## EXERCISE REQUIREMENTS
The records that follow are to be repeated exactly, with no pictures carried over.

BEGIN

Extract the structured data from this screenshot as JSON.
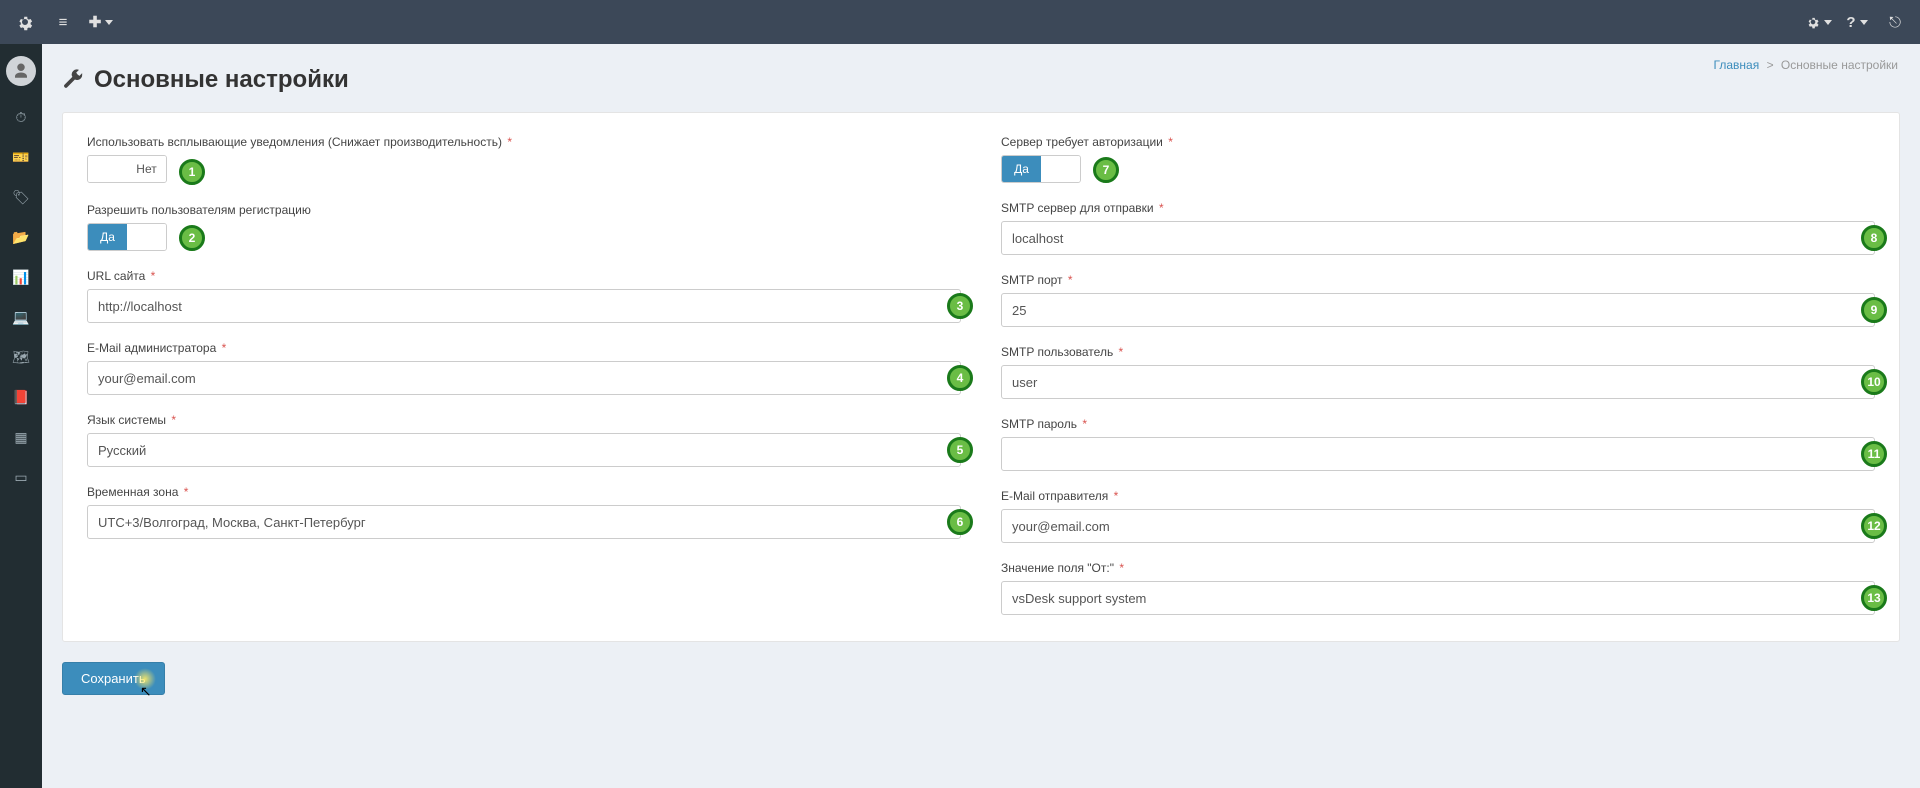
{
  "topbar": {
    "settings_icon": "gear",
    "toggle_menu_icon": "bars",
    "add_menu_icon": "plus",
    "help_icon": "question",
    "logout_icon": "signout"
  },
  "breadcrumb": {
    "home": "Главная",
    "current": "Основные настройки"
  },
  "page": {
    "title": "Основные настройки"
  },
  "left": {
    "popup_notify": {
      "label": "Использовать всплывающие уведомления (Снижает производительность)",
      "value_off": "Нет",
      "state": "off",
      "marker": "1"
    },
    "allow_register": {
      "label": "Разрешить пользователям регистрацию",
      "value_on": "Да",
      "state": "on",
      "marker": "2"
    },
    "site_url": {
      "label": "URL сайта",
      "value": "http://localhost",
      "marker": "3"
    },
    "admin_email": {
      "label": "E-Mail администратора",
      "value": "your@email.com",
      "marker": "4"
    },
    "sys_lang": {
      "label": "Язык системы",
      "value": "Русский",
      "marker": "5"
    },
    "timezone": {
      "label": "Временная зона",
      "value": "UTC+3/Волгоград, Москва, Санкт-Петербург",
      "marker": "6"
    }
  },
  "right": {
    "smtp_auth": {
      "label": "Сервер требует авторизации",
      "value_on": "Да",
      "state": "on",
      "marker": "7"
    },
    "smtp_host": {
      "label": "SMTP сервер для отправки",
      "value": "localhost",
      "marker": "8"
    },
    "smtp_port": {
      "label": "SMTP порт",
      "value": "25",
      "marker": "9"
    },
    "smtp_user": {
      "label": "SMTP пользователь",
      "value": "user",
      "marker": "10"
    },
    "smtp_pass": {
      "label": "SMTP пароль",
      "value": "",
      "marker": "11"
    },
    "sender_email": {
      "label": "E-Mail отправителя",
      "value": "your@email.com",
      "marker": "12"
    },
    "from_field": {
      "label": "Значение поля \"От:\"",
      "value": "vsDesk support system",
      "marker": "13"
    }
  },
  "actions": {
    "save": "Сохранить"
  }
}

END

## OUTPUT BELOW
Extract the structured data from this screenshot as JSON.
{
  "topbar": {
    "settings_icon": "gear",
    "toggle_menu_icon": "bars",
    "add_menu_icon": "plus",
    "help_icon": "question",
    "logout_icon": "signout"
  },
  "breadcrumb": {
    "home": "Главная",
    "current": "Основные настройки"
  },
  "page": {
    "title": "Основные настройки"
  },
  "left": {
    "popup_notify": {
      "label": "Использовать всплывающие уведомления (Снижает производительность)",
      "value_off": "Нет",
      "state": "off",
      "marker": "1"
    },
    "allow_register": {
      "label": "Разрешить пользователям регистрацию",
      "value_on": "Да",
      "state": "on",
      "marker": "2"
    },
    "site_url": {
      "label": "URL сайта",
      "value": "http://localhost",
      "marker": "3"
    },
    "admin_email": {
      "label": "E-Mail администратора",
      "value": "your@email.com",
      "marker": "4"
    },
    "sys_lang": {
      "label": "Язык системы",
      "value": "Русский",
      "marker": "5"
    },
    "timezone": {
      "label": "Временная зона",
      "value": "UTC+3/Волгоград, Москва, Санкт-Петербург",
      "marker": "6"
    }
  },
  "right": {
    "smtp_auth": {
      "label": "Сервер требует авторизации",
      "value_on": "Да",
      "state": "on",
      "marker": "7"
    },
    "smtp_host": {
      "label": "SMTP сервер для отправки",
      "value": "localhost",
      "marker": "8"
    },
    "smtp_port": {
      "label": "SMTP порт",
      "value": "25",
      "marker": "9"
    },
    "smtp_user": {
      "label": "SMTP пользователь",
      "value": "user",
      "marker": "10"
    },
    "smtp_pass": {
      "label": "SMTP пароль",
      "value": "",
      "marker": "11"
    },
    "sender_email": {
      "label": "E-Mail отправителя",
      "value": "your@email.com",
      "marker": "12"
    },
    "from_field": {
      "label": "Значение поля \"От:\"",
      "value": "vsDesk support system",
      "marker": "13"
    }
  },
  "actions": {
    "save": "Сохранить"
  }
}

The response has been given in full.